Records from a collection:
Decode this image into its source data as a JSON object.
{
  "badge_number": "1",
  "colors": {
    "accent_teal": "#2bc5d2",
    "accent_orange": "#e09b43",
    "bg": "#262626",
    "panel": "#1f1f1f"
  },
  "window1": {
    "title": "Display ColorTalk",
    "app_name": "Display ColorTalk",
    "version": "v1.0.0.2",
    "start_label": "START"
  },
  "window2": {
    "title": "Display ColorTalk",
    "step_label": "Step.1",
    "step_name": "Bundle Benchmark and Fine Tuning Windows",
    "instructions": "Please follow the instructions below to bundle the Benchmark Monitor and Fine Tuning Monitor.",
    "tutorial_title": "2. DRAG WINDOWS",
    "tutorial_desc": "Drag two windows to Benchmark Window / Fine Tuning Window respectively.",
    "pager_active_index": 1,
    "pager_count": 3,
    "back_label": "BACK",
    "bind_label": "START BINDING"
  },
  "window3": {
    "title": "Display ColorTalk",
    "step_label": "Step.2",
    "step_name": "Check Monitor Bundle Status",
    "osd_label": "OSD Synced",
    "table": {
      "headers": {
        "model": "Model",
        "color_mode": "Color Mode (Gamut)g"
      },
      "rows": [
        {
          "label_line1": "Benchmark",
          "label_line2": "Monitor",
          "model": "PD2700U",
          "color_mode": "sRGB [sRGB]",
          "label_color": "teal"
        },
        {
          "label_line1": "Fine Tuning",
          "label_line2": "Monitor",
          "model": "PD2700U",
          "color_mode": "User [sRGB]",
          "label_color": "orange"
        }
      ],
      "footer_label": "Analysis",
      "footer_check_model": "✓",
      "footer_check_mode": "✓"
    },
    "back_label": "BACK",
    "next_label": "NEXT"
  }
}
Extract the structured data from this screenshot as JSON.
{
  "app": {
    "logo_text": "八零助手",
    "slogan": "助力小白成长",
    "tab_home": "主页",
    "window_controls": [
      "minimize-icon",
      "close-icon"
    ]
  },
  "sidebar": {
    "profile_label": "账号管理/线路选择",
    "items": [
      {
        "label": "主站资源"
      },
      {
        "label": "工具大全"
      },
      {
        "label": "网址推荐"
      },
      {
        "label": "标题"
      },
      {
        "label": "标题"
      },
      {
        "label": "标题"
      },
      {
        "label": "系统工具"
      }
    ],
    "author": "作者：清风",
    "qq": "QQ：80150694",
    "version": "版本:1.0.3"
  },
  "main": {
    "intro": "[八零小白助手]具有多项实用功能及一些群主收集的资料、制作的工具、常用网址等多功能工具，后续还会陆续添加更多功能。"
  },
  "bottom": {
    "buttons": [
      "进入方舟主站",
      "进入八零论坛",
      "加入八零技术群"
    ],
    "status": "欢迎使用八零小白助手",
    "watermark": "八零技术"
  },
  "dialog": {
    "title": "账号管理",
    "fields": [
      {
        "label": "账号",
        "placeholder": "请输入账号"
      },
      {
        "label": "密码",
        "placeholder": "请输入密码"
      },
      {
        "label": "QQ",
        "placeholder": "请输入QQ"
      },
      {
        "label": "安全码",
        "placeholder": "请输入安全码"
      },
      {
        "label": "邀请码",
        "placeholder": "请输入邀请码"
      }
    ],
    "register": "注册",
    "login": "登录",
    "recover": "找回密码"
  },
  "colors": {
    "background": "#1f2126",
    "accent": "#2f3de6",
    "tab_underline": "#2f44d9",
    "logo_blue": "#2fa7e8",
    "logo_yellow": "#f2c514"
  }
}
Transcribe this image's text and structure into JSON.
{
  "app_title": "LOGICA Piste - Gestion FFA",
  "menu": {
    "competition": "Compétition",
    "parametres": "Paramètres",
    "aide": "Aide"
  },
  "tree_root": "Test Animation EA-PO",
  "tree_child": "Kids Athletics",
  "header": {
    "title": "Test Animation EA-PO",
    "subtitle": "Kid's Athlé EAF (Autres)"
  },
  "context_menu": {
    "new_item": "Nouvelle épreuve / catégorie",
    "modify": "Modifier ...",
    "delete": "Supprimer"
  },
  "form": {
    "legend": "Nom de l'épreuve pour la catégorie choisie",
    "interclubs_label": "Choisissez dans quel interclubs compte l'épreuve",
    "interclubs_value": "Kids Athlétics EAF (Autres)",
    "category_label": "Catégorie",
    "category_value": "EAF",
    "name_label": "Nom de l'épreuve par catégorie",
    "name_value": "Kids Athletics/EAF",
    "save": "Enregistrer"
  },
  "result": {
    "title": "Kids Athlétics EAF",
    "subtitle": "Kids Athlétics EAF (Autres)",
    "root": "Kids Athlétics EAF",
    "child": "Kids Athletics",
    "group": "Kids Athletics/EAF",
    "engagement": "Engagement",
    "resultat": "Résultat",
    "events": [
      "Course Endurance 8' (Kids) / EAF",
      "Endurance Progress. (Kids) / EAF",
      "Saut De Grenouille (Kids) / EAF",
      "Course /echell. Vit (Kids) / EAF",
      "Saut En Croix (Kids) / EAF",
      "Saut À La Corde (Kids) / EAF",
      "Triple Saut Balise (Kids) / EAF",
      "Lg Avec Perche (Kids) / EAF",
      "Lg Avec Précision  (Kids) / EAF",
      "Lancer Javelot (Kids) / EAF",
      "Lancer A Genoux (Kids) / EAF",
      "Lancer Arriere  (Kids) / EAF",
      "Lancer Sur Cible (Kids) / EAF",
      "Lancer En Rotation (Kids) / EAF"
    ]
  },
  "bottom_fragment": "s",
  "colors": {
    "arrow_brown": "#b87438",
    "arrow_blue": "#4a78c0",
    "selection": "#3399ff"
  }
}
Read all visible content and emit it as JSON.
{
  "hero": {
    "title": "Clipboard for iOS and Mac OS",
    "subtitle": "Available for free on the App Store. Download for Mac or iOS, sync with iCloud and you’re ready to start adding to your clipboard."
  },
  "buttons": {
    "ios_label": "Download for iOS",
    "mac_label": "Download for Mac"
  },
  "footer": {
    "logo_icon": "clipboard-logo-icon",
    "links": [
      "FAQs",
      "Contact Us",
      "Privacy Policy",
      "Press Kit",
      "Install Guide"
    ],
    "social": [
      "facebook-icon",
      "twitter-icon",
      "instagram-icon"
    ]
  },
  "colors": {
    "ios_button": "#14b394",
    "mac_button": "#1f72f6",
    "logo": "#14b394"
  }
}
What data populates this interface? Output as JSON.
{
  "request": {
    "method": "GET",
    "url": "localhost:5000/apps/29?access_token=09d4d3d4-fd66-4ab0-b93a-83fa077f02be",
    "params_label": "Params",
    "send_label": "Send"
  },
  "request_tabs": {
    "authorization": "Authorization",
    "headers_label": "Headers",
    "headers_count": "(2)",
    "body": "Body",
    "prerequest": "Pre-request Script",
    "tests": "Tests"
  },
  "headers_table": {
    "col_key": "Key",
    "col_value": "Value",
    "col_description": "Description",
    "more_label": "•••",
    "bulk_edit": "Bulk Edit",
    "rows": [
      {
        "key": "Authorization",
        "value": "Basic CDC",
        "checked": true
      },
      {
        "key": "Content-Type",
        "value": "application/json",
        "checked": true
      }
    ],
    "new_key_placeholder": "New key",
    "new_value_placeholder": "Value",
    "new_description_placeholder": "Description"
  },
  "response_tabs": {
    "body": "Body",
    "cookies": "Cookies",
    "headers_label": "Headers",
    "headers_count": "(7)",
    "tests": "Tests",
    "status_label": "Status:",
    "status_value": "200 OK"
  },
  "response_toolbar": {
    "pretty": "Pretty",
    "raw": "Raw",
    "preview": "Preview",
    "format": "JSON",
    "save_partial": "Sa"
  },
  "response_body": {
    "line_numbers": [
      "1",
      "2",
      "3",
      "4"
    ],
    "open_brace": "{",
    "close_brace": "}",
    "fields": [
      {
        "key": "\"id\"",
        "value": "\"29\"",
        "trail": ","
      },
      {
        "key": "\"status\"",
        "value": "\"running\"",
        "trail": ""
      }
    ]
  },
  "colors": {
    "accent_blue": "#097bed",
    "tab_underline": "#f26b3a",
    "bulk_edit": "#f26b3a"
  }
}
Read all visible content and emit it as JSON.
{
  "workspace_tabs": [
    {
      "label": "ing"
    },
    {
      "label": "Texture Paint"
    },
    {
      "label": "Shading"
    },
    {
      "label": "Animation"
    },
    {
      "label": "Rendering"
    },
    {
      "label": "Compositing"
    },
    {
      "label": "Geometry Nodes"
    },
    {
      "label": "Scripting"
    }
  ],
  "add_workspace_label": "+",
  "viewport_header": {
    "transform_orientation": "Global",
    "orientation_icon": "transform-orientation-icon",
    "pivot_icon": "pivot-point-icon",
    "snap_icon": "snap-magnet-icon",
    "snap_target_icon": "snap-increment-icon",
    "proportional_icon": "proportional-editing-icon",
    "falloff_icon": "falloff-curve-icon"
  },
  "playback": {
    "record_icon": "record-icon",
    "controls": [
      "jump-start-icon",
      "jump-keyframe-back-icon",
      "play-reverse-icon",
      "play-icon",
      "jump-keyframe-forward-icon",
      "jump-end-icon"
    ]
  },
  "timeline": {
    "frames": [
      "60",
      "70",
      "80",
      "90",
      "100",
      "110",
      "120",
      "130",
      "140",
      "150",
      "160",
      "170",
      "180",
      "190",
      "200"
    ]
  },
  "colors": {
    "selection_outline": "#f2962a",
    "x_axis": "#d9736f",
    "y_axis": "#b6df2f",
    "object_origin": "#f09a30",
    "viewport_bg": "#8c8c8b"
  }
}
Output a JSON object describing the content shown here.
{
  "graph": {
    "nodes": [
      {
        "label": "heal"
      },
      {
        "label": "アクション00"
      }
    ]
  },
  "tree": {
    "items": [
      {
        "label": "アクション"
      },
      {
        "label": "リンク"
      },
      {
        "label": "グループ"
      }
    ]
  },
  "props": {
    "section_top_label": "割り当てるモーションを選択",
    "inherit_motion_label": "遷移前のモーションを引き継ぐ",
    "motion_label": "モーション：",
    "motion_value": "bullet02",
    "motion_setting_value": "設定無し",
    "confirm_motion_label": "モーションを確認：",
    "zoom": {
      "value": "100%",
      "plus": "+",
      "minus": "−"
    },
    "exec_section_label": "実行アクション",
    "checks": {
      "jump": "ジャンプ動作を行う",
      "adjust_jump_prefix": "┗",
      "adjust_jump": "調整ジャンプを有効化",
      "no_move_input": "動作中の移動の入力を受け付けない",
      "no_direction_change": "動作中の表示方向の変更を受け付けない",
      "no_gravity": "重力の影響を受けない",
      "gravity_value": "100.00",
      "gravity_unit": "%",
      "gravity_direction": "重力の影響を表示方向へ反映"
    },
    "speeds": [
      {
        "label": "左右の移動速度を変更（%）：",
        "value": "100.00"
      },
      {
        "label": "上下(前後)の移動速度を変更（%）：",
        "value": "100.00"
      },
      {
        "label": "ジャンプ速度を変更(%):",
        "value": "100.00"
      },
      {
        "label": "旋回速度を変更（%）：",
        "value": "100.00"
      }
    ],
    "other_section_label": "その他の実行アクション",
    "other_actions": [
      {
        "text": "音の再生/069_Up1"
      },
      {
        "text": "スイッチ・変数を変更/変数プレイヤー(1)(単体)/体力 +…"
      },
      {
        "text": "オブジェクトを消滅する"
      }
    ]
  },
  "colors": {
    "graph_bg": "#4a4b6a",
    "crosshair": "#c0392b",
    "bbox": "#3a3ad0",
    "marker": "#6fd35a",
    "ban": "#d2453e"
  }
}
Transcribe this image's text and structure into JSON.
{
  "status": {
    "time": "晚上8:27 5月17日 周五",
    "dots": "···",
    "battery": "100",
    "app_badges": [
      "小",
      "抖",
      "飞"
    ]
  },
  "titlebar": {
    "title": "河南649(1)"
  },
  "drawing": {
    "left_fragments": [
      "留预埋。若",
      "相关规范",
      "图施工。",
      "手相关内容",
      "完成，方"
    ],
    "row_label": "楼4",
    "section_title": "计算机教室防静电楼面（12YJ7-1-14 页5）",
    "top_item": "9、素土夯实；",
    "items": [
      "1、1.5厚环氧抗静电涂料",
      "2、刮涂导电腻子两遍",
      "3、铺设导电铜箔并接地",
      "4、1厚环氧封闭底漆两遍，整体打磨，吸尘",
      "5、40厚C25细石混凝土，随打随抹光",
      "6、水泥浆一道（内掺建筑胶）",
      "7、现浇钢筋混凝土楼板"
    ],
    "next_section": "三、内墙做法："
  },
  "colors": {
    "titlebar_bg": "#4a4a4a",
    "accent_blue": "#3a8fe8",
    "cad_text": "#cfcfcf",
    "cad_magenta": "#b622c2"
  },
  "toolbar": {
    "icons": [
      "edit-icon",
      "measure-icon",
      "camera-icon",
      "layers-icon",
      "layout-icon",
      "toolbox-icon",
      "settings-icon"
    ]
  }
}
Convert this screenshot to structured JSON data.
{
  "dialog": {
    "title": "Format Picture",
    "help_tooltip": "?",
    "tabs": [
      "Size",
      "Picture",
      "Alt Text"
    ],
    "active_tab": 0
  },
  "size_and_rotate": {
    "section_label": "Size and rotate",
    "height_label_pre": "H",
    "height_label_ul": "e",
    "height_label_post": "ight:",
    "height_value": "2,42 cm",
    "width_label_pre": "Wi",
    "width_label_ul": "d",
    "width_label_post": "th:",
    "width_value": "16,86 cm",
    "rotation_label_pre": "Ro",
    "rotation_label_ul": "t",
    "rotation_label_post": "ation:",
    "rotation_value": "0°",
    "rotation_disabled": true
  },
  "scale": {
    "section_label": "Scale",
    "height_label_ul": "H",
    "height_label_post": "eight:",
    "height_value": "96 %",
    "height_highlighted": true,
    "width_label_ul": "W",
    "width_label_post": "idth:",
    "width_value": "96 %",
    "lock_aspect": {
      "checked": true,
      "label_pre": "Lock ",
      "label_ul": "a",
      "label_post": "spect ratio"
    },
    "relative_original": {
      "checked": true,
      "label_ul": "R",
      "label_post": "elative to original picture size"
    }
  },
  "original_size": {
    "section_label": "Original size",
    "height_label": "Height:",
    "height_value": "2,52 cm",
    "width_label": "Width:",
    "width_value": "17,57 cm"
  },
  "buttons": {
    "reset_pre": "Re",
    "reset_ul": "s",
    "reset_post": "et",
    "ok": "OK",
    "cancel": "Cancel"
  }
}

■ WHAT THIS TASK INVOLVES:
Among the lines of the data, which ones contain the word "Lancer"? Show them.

■ ANSWER AREA:
      "Lancer Javelot (Kids) / EAF",
      "Lancer A Genoux (Kids) / EAF",
      "Lancer Arriere  (Kids) / EAF",
      "Lancer Sur Cible (Kids) / EAF",
      "Lancer En Rotation (Kids) / EAF"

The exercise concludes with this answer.